  • Suominen, Anna L.; Helminen, Sari; Lahti, Satu; Vehkalahti, Miira M.; Knuuttila, Matti; Varsio, Sinikka; Nordblad, Anne (2017)

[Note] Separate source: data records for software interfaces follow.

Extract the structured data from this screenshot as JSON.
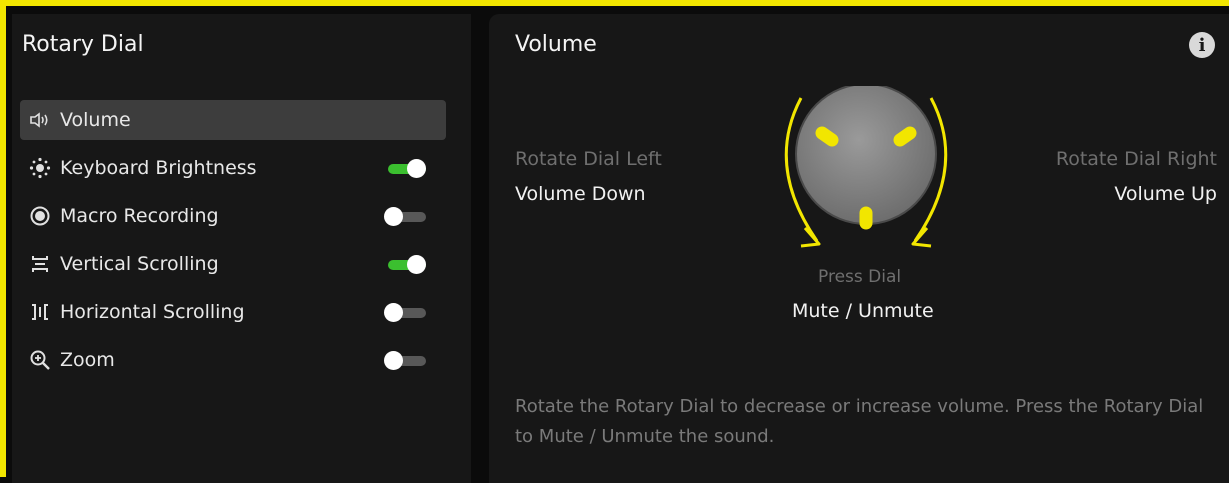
{
  "sidebar": {
    "title": "Rotary Dial",
    "items": [
      {
        "label": "Volume",
        "icon": "speaker-icon",
        "selected": true
      },
      {
        "label": "Keyboard Brightness",
        "icon": "brightness-icon",
        "toggle": "on"
      },
      {
        "label": "Macro Recording",
        "icon": "record-icon",
        "toggle": "off"
      },
      {
        "label": "Vertical Scrolling",
        "icon": "vertical-scroll-icon",
        "toggle": "on"
      },
      {
        "label": "Horizontal Scrolling",
        "icon": "horizontal-scroll-icon",
        "toggle": "off"
      },
      {
        "label": "Zoom",
        "icon": "zoom-icon",
        "toggle": "off"
      }
    ]
  },
  "detail": {
    "title": "Volume",
    "rotate_left_label": "Rotate Dial Left",
    "rotate_left_action": "Volume Down",
    "rotate_right_label": "Rotate Dial Right",
    "rotate_right_action": "Volume Up",
    "press_label": "Press Dial",
    "press_action": "Mute / Unmute",
    "description": "Rotate the Rotary Dial to decrease or increase volume. Press the Rotary Dial to Mute / Unmute the sound."
  },
  "colors": {
    "accent": "#f2e600",
    "toggle_on": "#3bbf2f",
    "panel": "#171717",
    "selected": "#3d3d3d"
  }
}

    Background: During the 2000s, two major legislative reforms concerning oral health care have been implemented in Finland. One entitled the whole population to subsidized care and the other regulated the timeframes of access to care. Our aim was, in a cross-sectional setting, to assess changes in and determinants of use of oral health care services before the first reform in 2000 and after both reforms in 2011. Methods: The data were part of the nationally representative Health 2000 and 2011 Surveys of adults aged >= 30 years and were gathered by interviews and questionnaires. The outcome was the use of oral health care services during the previous year. Determinants of use among the dentate were grouped according to Andersen's model: predisposing (sex, age group), enabling (education, recall, dental fear, habitual use of services, household income, barriers of access to care), and need (perceived need, self-rated oral health, denture status). Chi square tests and logistic regression analyses were used for statistical evaluation. Results: No major changes or only a minor increase in overall use of oral health care services was seen between the study years. An exception were those belonging to oldest age group who clearly increased their use of services. Also, a significant increase in visiting a public sector dentist was observed, particularly in the age groups that became entitled to subsidized care in 2000. In the private sector, use of services decreased in younger age groups. Determinants for visiting a dentist, regardless of the service sector, remained relatively stable. Being a regular dental visitor was the most significant determinant for having visited a dentist during the previous year. Enabling factors, both organizational and individual, were emphasized. They seemed to enable service utilization particularly in the private sector. Conclusions: Overall changes in the use of oral health care services were relatively small, but in line with the goals set for the reform. Older persons increased use of services in both sectors, implying growing need. Differences between public and private sectors persisted, and recall, costs of care and socioeconomic factors steered choices between the sectors, sustaining inequity in access to care.